Street's Disciple

Artist: NasTitle: Street's DiscipleRating: 4 1/2 StarsReviewed by: Matt Barone

Already an undeniable great in Hip-hop’s still growing annals, Queensbridge veteran Nas has consistently elevated the lyrical bar over the past decade. Even when his albums came under question (like 1999’s conceptually-misguided Nastradamus), his verses rarely came under scrutiny. Having arguably KO’d Jay-Z in one of the musical genre’s most highly publicized battles, while simultaneously resurrecting his widespread respect level in 2001, Nas could have put his career on cruise control. Thankfully for listeners and Hip-hop alike, though, Nas has crafted his most personal work to date with the double-disc opus Street’s Disciple (Columbia); a musical tour-de-force of candid introspection, topical creativity, and genuine rap music that further solidifies his spot in the Hip-hop history books.

Over the course of 23 tracks, Nas remains in top form. “American Way” brings the political hate out of the MC as he venomously calls out our nation’s leaders over Q-Tip’s bouncy “Atomic Dog” sampling, and on the gut-wrenching “Reason,” his street-corner commentary powerfully shines light on urban plight.
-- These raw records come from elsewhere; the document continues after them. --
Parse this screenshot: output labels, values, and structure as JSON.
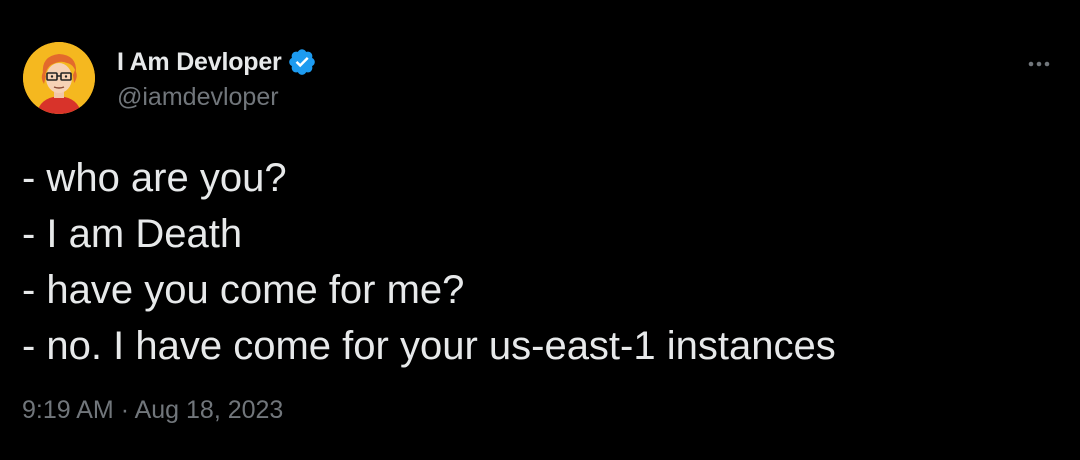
{
  "author": {
    "display_name": "I Am Devloper",
    "handle": "@iamdevloper",
    "verified": true,
    "verified_icon": "verified-badge-icon",
    "avatar_icon": "cartoon-developer-avatar"
  },
  "menu": {
    "icon": "more-horizontal-icon"
  },
  "tweet": {
    "lines": [
      "- who are you?",
      "- I am Death",
      "- have you come for me?",
      "- no. I have come for your us-east-1 instances"
    ],
    "time": "9:19 AM",
    "separator": "·",
    "date": "Aug 18, 2023"
  },
  "colors": {
    "background": "#000000",
    "text_primary": "#e7e9ea",
    "text_secondary": "#71767b",
    "verified_blue": "#1d9bf0"
  }
}
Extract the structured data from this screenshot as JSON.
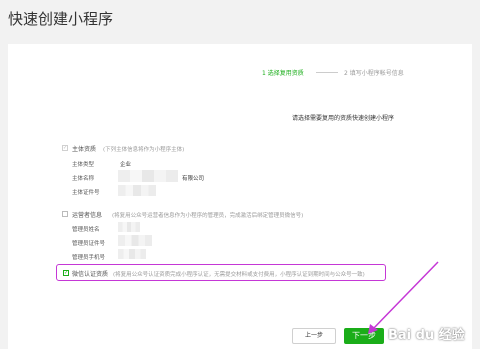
{
  "page": {
    "title": "快速创建小程序"
  },
  "steps": {
    "step1": "1 选择复用资质",
    "step2": "2 填写小程序帐号信息"
  },
  "instruction": "请选择需要复用的资质快速创建小程序",
  "subject": {
    "label": "主体资质",
    "note": "(下列主体信息将作为小程序主体)",
    "rows": [
      {
        "label": "主体类型",
        "value": "企业"
      },
      {
        "label": "主体名称",
        "value": "有限公司"
      },
      {
        "label": "主体证件号",
        "value": ""
      }
    ]
  },
  "admin": {
    "label": "运营者信息",
    "note": "(将复用公众号运营者信息作为小程序的管理员，完成激活后绑定管理员微信号)",
    "rows": [
      {
        "label": "管理员姓名",
        "value": ""
      },
      {
        "label": "管理员证件号",
        "value": ""
      },
      {
        "label": "管理员手机号",
        "value": ""
      }
    ]
  },
  "wechat_cert": {
    "label": "微信认证资质",
    "note": "(将复用公众号认证资质完成小程序认证，无需提交材料或支付费用，小程序认证到期时间与公众号一致)"
  },
  "buttons": {
    "prev": "上一步",
    "next": "下一步"
  },
  "watermark": "Bai du 经验",
  "colors": {
    "accent": "#1aad19",
    "highlight": "#c537d6"
  }
}
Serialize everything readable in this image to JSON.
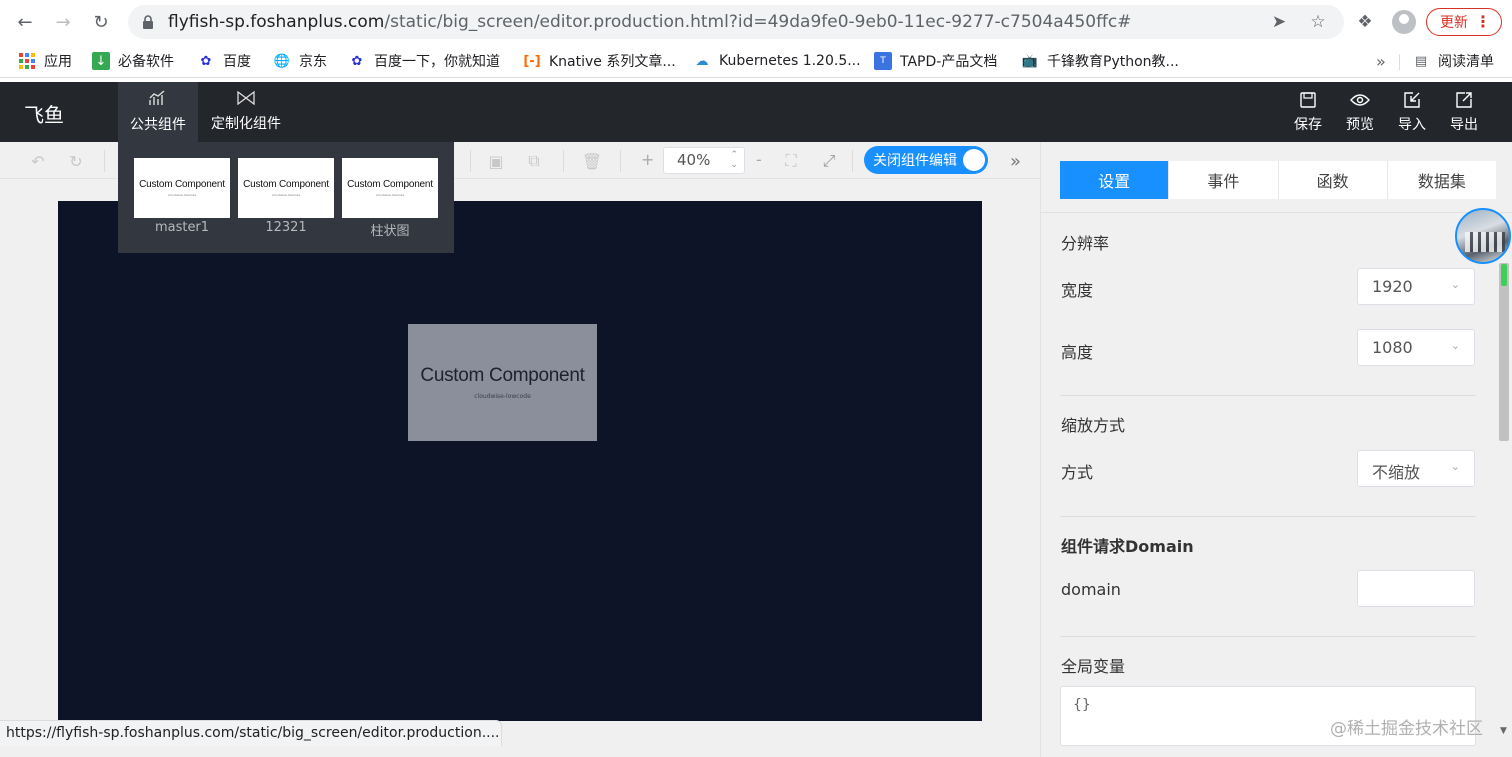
{
  "browser": {
    "url_host": "flyfish-sp.foshanplus.com",
    "url_path": "/static/big_screen/editor.production.html?id=49da9fe0-9eb0-11ec-9277-c7504a450ffc#",
    "update_label": "更新",
    "status_url": "https://flyfish-sp.foshanplus.com/static/big_screen/editor.production...."
  },
  "bookmarks": {
    "items": [
      {
        "label": "应用",
        "icon": "apps-grid-icon"
      },
      {
        "label": "必备软件",
        "icon": "download-icon"
      },
      {
        "label": "百度",
        "icon": "paw-icon"
      },
      {
        "label": "京东",
        "icon": "globe-icon"
      },
      {
        "label": "百度一下，你就知道",
        "icon": "paw-icon"
      },
      {
        "label": "Knative 系列文章...",
        "icon": "bracket-icon"
      },
      {
        "label": "Kubernetes 1.20.5...",
        "icon": "cloud-icon"
      },
      {
        "label": "TAPD-产品文档",
        "icon": "tapd-icon"
      },
      {
        "label": "千锋教育Python教...",
        "icon": "tv-icon"
      }
    ],
    "more": "»",
    "reading_list": "阅读清单"
  },
  "app": {
    "logo": "飞鱼",
    "tabs": [
      {
        "label": "公共组件",
        "icon": "chart-icon"
      },
      {
        "label": "定制化组件",
        "icon": "bowtie-icon"
      }
    ],
    "actions": [
      {
        "label": "保存",
        "icon": "save-icon"
      },
      {
        "label": "预览",
        "icon": "eye-icon"
      },
      {
        "label": "导入",
        "icon": "import-icon"
      },
      {
        "label": "导出",
        "icon": "export-icon"
      }
    ]
  },
  "toolbar": {
    "zoom": "40%",
    "zoom_plus": "+",
    "zoom_minus": "-",
    "toggle_label": "关闭组件编辑"
  },
  "components_panel": {
    "items": [
      {
        "thumb_title": "Custom Component",
        "label": "master1"
      },
      {
        "thumb_title": "Custom Component",
        "label": "12321"
      },
      {
        "thumb_title": "Custom Component",
        "label": "柱状图"
      }
    ]
  },
  "canvas": {
    "component_title": "Custom Component",
    "component_sub": "cloudwise-lowcode",
    "background": "#0d1428"
  },
  "side": {
    "tabs": [
      {
        "label": "设置",
        "active": true
      },
      {
        "label": "事件",
        "active": false
      },
      {
        "label": "函数",
        "active": false
      },
      {
        "label": "数据集",
        "active": false
      }
    ],
    "resolution_title": "分辨率",
    "width_label": "宽度",
    "width_value": "1920",
    "height_label": "高度",
    "height_value": "1080",
    "scale_title": "缩放方式",
    "mode_label": "方式",
    "mode_value": "不缩放",
    "domain_title": "组件请求Domain",
    "domain_label": "domain",
    "domain_value": "",
    "globals_title": "全局变量",
    "globals_value": "{}"
  },
  "watermark": "@稀土掘金技术社区",
  "colors": {
    "accent": "#1890ff",
    "header_bg": "#23262b",
    "update_red": "#d93025"
  }
}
Nas brings the best out of newcomer Quan on the dedication to lost loved ones, “Just The Moment,” while delivering a cautionary tale of negative guidance with female rookie Winter on the engaging “Sekou Story.” Emotions run high again on “Live Now,’ with Chucky Thompson’s chopped-up piano keys inspiring Nas’ advice for listeners to take advantage of life’s one shot.
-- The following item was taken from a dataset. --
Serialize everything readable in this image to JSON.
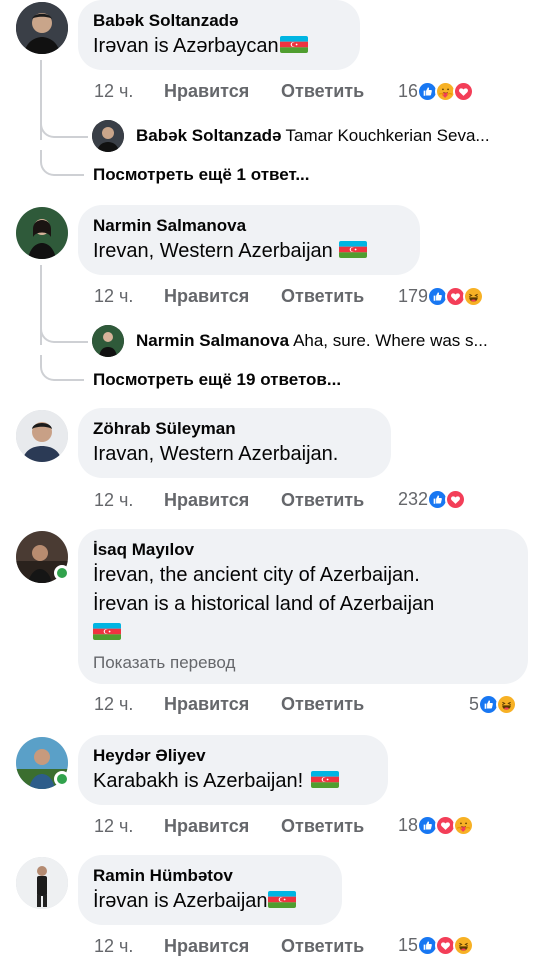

While his serious side is intact, Nas is still able to spit metaphorically driven bars that effortlessly blow past his microphone competition. Over Salaam Remi’s dark and haunting instrumental, Nas rips through the defiant “Nazareth Savage.” Remi displays strong chemistry with Nas on more than half of Street’s Disciple’s instrumentals; allowing God’s Son to bask in confidence as he flips Run DMC’s "Jam-Master Jay" on “You Know My Style,” and hardening the mood with marauding guitars on “Thief’s Theme.” Nas even steps behind the boards, hooking up the frantic string arrangement heard on the militant “Suicide Bounce” (featuring a live-wire hook from Busta Rhymes), and concocting eruptive bass and haunting bells on the incredible “U.B.R. (Unauthorized Biography of Rakim),” where he scribes the life story of the God MC.
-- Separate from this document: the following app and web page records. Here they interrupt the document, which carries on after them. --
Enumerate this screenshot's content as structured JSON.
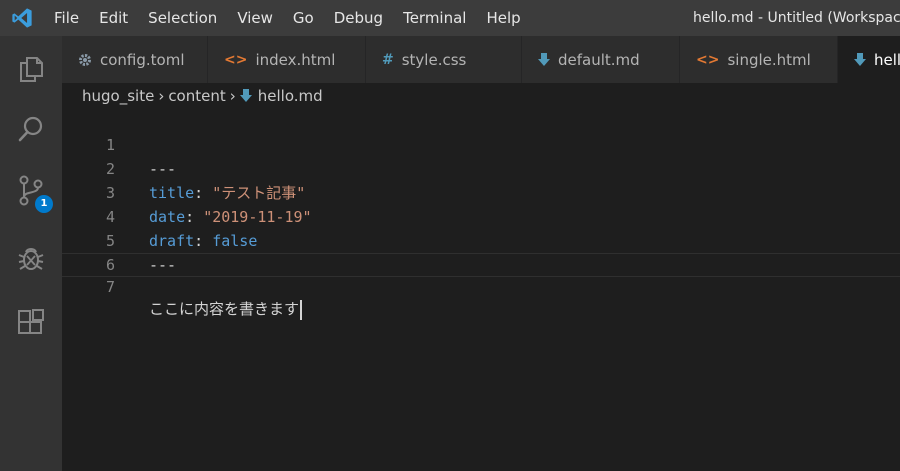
{
  "menu": [
    "File",
    "Edit",
    "Selection",
    "View",
    "Go",
    "Debug",
    "Terminal",
    "Help"
  ],
  "window_title": "hello.md - Untitled (Workspace)",
  "activity": {
    "explorer_icon": "files-icon",
    "search_icon": "search-icon",
    "scm_icon": "source-control-icon",
    "scm_badge": "1",
    "debug_icon": "debug-icon",
    "extensions_icon": "extensions-icon"
  },
  "tabs": [
    {
      "label": "config.toml",
      "icon": "gear-icon",
      "active": false
    },
    {
      "label": "index.html",
      "icon": "html-icon",
      "active": false
    },
    {
      "label": "style.css",
      "icon": "css-icon",
      "active": false
    },
    {
      "label": "default.md",
      "icon": "markdown-icon",
      "active": false
    },
    {
      "label": "single.html",
      "icon": "html-icon",
      "active": false
    },
    {
      "label": "hello.md",
      "icon": "markdown-icon",
      "active": true
    }
  ],
  "breadcrumb": [
    "hugo_site",
    "content",
    "hello.md"
  ],
  "editor": {
    "lines": [
      {
        "num": "1",
        "text": "---"
      },
      {
        "num": "2",
        "key": "title",
        "sep": ": ",
        "value": "\"テスト記事\""
      },
      {
        "num": "3",
        "key": "date",
        "sep": ": ",
        "value": "\"2019-11-19\""
      },
      {
        "num": "4",
        "key": "draft",
        "sep": ": ",
        "value": "false"
      },
      {
        "num": "5",
        "text": "---"
      },
      {
        "num": "6",
        "text": ""
      },
      {
        "num": "7",
        "text": "ここに内容を書きます"
      }
    ],
    "current_line": "7"
  },
  "colors": {
    "accent": "#007acc",
    "key": "#569cd6",
    "string": "#ce9178",
    "background": "#1e1e1e"
  }
}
Positivity and optimism also lay within his mind’s grasp on Street’s Disciple, as Nas offers heartfelt family dedications and light-hearted fare with equal ease. His father, and accomplished musician, Olu Dara helps bring two generations together over Salaam Remi’s Southern blues on “Bridging The Gap.” Backed by L.E.S.’s vibrant soul sample, Nas’ wifey Kelis allows him one last sexual encounter with a past partner on the reflective “Remember The Time,” before rocking a wedding dress on Nas’ audio fantasy “Getting Married.” Conversely, even when the subject matter and approach veer slightly off course, Nas is able to keep the entertainment aspect strong enough to look past head-scratching song choices. “The Makings of a Perfect Bitch” is a puzzling Frankenstein-inspired account of grave robbing and limb patching that feels completely out of place yet still manages to showcase Nas’ songwriting prowess, while the Maxwell-assisted “No One Else In The Room” sports a Michael Jackson disco feel.

Simply put, Street’s Disciple is the year’s most important major label release thus far, and, with a little over a month remaining on 2004’s calendar, it may very well end up being the year’s best commercial release. Rather than direct his attention to the clubs or to popular radio, Nas stays true to himself and gives rap a much-needed boost of quality. Using Street’s Disciple’s verses as convincing evidence, Nas’ mind spray is rivaled by very few in the culture today.